[Element data from apps and pages]
◆ ◆ ◆ ◆ ◆ ◆ ◆

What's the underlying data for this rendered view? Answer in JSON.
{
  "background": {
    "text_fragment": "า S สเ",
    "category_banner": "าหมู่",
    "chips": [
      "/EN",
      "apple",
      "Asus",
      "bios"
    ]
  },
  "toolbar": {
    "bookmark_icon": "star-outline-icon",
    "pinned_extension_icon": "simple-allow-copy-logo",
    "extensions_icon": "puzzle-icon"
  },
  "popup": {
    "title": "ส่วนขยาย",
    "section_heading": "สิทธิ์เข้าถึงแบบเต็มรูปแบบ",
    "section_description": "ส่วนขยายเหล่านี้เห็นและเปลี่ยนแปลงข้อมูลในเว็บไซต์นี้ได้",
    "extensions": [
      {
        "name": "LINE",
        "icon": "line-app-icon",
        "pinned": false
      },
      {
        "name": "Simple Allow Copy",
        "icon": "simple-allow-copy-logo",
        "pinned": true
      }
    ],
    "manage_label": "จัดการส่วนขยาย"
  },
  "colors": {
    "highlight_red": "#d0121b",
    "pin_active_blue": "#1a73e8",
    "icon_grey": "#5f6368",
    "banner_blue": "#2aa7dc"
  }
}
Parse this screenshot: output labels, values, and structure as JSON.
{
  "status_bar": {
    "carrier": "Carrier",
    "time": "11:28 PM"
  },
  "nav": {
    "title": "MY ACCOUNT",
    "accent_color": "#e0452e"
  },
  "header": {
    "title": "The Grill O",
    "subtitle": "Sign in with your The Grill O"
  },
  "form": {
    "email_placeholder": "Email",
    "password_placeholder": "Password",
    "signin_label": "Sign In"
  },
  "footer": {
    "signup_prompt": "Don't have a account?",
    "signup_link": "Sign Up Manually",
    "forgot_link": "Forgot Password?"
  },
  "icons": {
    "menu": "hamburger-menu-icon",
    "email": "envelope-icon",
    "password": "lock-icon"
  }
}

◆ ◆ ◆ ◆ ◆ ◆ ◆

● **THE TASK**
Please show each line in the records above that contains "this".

● **SOLUTION**
What's the underlying data for this rendered view? Answer in JSON.
Parse this screenshot: output labels, values, and structure as JSON.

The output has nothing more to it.